The perceived social and physical benefits of physical activity reported by participants were consistent with studies on people without mental retardation (Biddle & Mutrie, 2001). A benefit unique to this group was receiving awards. Eleven participants were engaged in seasonal Special Olympics activities, and almost half of these individuals emphasized the importance of awards as a physical activity benefit and motivator. Shapiro (2003) also found that awards were the top-ranked participation motive for adult Special Olympics athletes, regardless of age or gender. Although Special Olympics has received criticism for not promoting normalized activities, the organization has significantly evolved to include programs that encourage transition skills, such as athletes becoming coaches, as well as lifetime leisure skills (e.g., golf and bicycling). However, awarding ribbons or medals, despite actual performance or skill, may reduce the development of normalized adult behaviors.
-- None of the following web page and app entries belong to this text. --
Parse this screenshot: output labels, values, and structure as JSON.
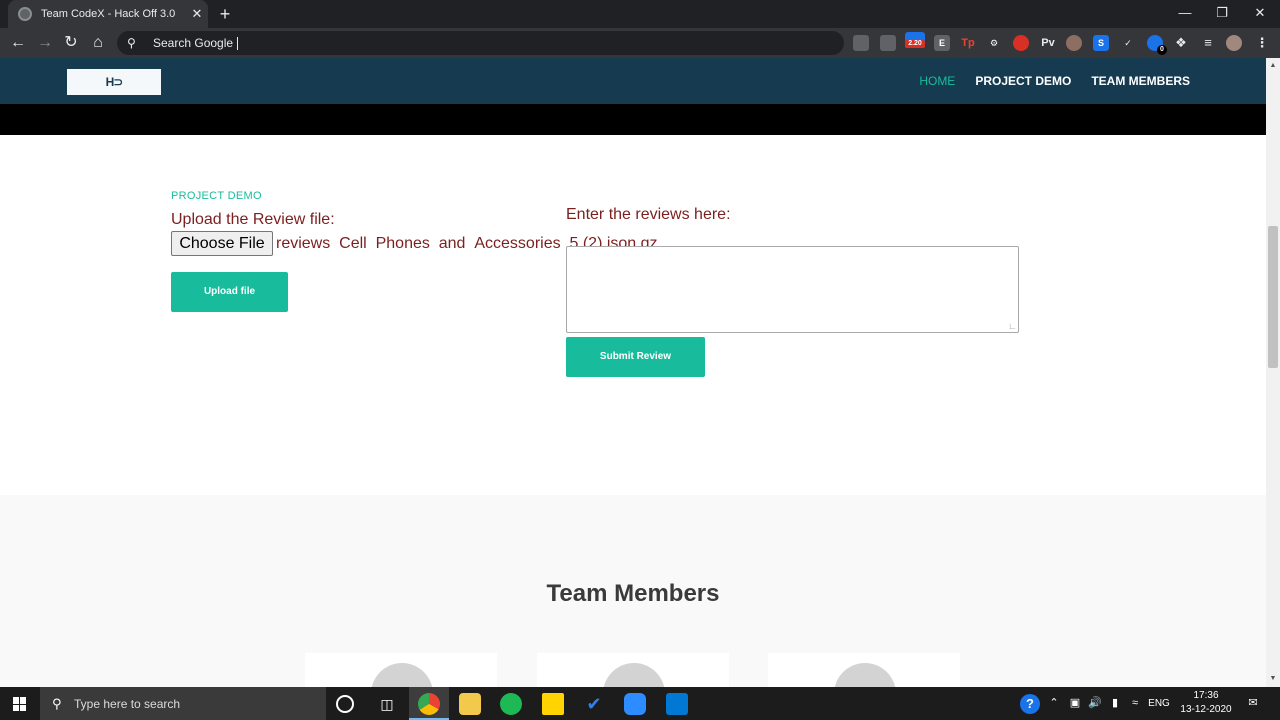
{
  "browser": {
    "tab_title": "Team CodeX - Hack Off 3.0",
    "tab_close": "✕",
    "new_tab": "+",
    "omnibox_text": "Search Google",
    "extension_badge": "2.20",
    "ext_labels": {
      "e": "E",
      "tp": "Tp",
      "pv": "Pv",
      "s": "S",
      "p_badge": "0"
    }
  },
  "site": {
    "logo_text": "H⊃",
    "nav": [
      {
        "label": "HOME"
      },
      {
        "label": "PROJECT DEMO"
      },
      {
        "label": "TEAM MEMBERS"
      }
    ],
    "accent": "#18bc9c",
    "navbar_color": "#163a4f"
  },
  "demo": {
    "section_label": "PROJECT DEMO",
    "upload_label": "Upload the Review file:",
    "choose_file": "Choose File",
    "file_name": "reviews_Cell_Phones_and_Accessories_5 (2).json.gz",
    "upload_button": "Upload file",
    "review_label": "Enter the reviews here:",
    "review_value": "",
    "submit_button": "Submit Review"
  },
  "team": {
    "title": "Team Members"
  },
  "taskbar": {
    "search_placeholder": "Type here to search",
    "lang": "ENG",
    "time": "17:36",
    "date": "13-12-2020"
  }
}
The findings are strengthened by the use of multiple data-collection methods and the intimate relationships between researchers and participants, which facilitated interpretation of the data within a broader context of the participants' lives. This study offers provocative new insight into the daily lives, choices, perceptions, and physical activity behavior of adults with mental retardation. We suggest that future researchers utilize a larger, more diverse participant group, with a focus on differences between active and inactive individuals. Further exploration of the psychological, behavioral, and social factors (particularly family, careprovider, and Special Olympic influences) related to physical activity in this population is also recommended. Health promotion programs that address physical activity benefits and barriers should be designed specifically for individuals with mental retardation and their support systems and emphasized in both community and education settings. Even with education and training, adults with mental retardation may choose to be inactive in accordance with the majority of adults without mental retardation, but at least this choice will be based on the same information, skills, and opportunities available to the general public.
This research was conducted when the first and third author were affiliated with Texas A & M University, College Station, and was supported by a National Institute on Disability and Rehabilitation Research Mary Switzer Fellowship, Contract H133F980012. The authors thank all participants, parents, careproviders, job coaches, and agency and organization personnel who participated in and provided support for this project.
Authors: Georgia C. Frey, PhD (email@example.com), Associate Professor, Department of Kinesiology, HPER 179, 1025 E. 7th St., Indiana University, Bloomington, IN 47405. Alice M. Buchanan, PhD, Associate Professor, Department of Health and Human Performance, 2087 Memorial Coliseum, Auburn University, Auburn, AL 36849. Dawn D. Rosser Sandt, PhD, Assistant Professor, Department of Physical Performance and Development, MSCO4 2610, Johnson Center Rm. 112b, University of New Mexico, Albuquerque, NM 87131